* THE TASK *
Give the count of lines below that include the word "your", and say nothing else.

* MATERIAL SUPPLIED *
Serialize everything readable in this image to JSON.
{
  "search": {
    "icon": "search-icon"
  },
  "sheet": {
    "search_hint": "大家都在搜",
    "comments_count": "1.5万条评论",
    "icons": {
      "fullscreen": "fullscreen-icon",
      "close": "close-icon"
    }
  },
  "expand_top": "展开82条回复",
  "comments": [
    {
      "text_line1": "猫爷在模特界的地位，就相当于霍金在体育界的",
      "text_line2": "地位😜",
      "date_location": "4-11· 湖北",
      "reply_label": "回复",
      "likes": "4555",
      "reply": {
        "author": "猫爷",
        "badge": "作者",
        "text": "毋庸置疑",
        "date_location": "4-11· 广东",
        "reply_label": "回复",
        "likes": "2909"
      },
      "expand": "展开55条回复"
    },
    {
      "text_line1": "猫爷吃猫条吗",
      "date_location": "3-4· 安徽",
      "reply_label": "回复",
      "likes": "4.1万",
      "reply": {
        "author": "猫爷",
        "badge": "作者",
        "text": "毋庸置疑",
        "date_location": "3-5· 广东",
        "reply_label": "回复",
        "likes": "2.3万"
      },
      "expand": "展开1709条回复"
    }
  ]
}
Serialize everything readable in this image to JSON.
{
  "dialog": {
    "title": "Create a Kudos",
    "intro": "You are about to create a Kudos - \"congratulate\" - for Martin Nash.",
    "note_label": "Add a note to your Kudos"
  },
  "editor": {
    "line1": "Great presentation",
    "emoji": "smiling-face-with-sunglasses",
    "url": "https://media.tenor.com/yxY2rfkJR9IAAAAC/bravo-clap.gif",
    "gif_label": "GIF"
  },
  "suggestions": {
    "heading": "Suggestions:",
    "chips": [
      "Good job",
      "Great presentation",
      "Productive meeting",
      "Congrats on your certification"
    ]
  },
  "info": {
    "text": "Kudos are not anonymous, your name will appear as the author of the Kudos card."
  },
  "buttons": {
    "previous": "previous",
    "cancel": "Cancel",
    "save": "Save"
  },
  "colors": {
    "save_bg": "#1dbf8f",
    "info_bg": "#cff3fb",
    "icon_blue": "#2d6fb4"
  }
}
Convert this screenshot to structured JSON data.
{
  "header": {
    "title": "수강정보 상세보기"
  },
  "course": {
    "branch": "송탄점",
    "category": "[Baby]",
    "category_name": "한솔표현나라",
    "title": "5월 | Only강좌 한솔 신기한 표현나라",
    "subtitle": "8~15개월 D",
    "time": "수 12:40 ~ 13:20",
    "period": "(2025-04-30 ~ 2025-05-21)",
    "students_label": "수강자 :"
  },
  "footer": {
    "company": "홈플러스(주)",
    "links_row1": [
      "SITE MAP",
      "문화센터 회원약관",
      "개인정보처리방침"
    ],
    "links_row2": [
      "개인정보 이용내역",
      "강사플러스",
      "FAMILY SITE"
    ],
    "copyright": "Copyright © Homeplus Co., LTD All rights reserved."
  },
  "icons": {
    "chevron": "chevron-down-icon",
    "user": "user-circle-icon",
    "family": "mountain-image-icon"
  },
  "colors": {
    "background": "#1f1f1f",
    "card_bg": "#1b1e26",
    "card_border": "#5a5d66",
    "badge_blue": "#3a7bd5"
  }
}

* RESULT OF THE EXERCISE *
3